Just for fun, here’s a quick look of the top movies of 2008, from a box-office perspective:
1. The Dark Knight: $531,001,578
2. Iron Man: $318,313,199
3. Indiana Jones and the Kingdom of the Crystal Skull: $317,023,851
4. Hancock: $227,946,274
5. Wall-E: $223,806,889
6. Kung Fu Panda: $215,434,591
7. Madagascar: Escape 2 Africa: $177,016,810
8. Twilight: $176,922,850
9. Quantum of Solace: $166,820,413
10. Dr. Seuss’ Horton Hears a Who!: $154,529,439
That looks pretty much like what an annual list of box-office blockbusters has usually looked like in recent decades: cartoons, action movies, comic books, science fiction… What’s interesting this year is that there’s a slightly larger intersection of movies the critics are praising with the ones audiences showed their approval of by opening their wallets. Multiple critics organizations have already ranked both Wall-E and The Dark Knight as among the very best movies of the year, and it’s not out of the question at the moment for either film to receive an Oscar nomination for Best Picture. (Wall-E is sure to be nominated for, and win, the Best Animated Film Oscar, but that’s not the one I’m referring to here.)
You have to go back to 2001-3 to the Lord of the Rings trilogy to find a similar intersection. And then it was just one film each year that was hugely popular with both audiences and critics. A quick glance at the top films of each of the last 20 years suggests that usually, there isn’t any overlap, and in a good year, there’s one movie critics and audiences agree on.
And here we have two.

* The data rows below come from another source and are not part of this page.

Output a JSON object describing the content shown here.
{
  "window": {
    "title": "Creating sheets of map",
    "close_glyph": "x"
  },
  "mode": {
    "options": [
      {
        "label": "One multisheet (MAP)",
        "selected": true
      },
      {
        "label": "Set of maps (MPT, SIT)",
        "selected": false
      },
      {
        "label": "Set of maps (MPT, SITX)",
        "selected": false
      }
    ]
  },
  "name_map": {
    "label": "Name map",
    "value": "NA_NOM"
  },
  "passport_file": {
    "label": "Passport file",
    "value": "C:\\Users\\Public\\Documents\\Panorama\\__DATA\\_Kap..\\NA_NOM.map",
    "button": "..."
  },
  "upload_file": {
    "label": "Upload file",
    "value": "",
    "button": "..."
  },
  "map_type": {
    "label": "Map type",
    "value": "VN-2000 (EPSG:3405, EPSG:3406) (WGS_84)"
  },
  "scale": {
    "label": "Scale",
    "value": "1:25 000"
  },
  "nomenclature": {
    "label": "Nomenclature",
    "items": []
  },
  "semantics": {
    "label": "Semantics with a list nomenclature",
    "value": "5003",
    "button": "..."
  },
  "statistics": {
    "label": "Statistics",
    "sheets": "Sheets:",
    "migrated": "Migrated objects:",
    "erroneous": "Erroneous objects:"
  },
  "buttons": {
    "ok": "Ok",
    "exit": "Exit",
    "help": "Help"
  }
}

I’d like to think that it’s all as I have been saying for years now: that the geeky movies are growing up, combined with the fact that there are now more younger critics working today who understand geeky films in a way that older critics do not.
The entire list of the top 150 films of 2008 is available at Box Office Mojo.